* [WORK ITEM]:
If a line in the entries below includes "跟着神奇建筑环游世界", pick it out and copy it.

* [RECORDS FOR THE EXERCISE]:
---*---
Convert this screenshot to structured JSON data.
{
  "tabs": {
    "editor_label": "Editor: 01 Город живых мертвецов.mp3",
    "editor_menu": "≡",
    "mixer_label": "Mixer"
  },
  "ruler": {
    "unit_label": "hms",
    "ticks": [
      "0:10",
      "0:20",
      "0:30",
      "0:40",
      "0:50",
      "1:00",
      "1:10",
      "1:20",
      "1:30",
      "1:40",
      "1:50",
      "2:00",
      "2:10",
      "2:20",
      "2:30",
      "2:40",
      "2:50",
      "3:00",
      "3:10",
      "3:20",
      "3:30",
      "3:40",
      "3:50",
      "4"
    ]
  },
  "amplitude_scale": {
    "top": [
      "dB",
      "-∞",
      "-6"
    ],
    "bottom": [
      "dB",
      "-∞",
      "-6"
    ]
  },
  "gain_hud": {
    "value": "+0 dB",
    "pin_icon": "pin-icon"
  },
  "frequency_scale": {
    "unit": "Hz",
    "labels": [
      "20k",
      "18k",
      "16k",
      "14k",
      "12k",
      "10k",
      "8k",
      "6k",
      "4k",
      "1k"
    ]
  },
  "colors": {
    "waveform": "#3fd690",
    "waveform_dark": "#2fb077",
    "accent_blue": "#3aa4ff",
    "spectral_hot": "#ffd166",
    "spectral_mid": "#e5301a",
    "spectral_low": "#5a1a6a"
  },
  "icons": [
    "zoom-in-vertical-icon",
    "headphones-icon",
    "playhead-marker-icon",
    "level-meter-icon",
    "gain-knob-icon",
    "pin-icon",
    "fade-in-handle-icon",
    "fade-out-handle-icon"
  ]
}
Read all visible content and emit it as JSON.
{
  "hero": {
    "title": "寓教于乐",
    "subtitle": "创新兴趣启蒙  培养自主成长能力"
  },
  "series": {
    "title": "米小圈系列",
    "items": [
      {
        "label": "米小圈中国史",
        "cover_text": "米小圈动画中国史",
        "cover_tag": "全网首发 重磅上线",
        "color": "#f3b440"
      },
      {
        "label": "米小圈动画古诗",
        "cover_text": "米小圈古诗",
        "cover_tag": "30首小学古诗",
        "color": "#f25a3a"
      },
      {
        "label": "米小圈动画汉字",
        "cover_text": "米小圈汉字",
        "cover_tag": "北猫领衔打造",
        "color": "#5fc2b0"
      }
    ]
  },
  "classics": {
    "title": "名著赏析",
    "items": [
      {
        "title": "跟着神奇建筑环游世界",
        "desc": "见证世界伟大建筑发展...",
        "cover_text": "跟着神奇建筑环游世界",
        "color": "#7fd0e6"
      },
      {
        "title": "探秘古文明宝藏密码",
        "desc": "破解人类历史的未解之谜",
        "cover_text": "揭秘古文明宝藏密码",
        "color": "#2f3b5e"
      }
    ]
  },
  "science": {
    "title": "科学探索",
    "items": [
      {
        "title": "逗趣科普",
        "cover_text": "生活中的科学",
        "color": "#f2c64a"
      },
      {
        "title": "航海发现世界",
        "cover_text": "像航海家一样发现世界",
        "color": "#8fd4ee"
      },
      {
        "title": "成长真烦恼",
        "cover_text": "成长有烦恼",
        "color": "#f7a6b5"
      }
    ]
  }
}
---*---
* [THE COMPLETED TASK]:
        "title": "跟着神奇建筑环游世界",
        "cover_text": "跟着神奇建筑环游世界",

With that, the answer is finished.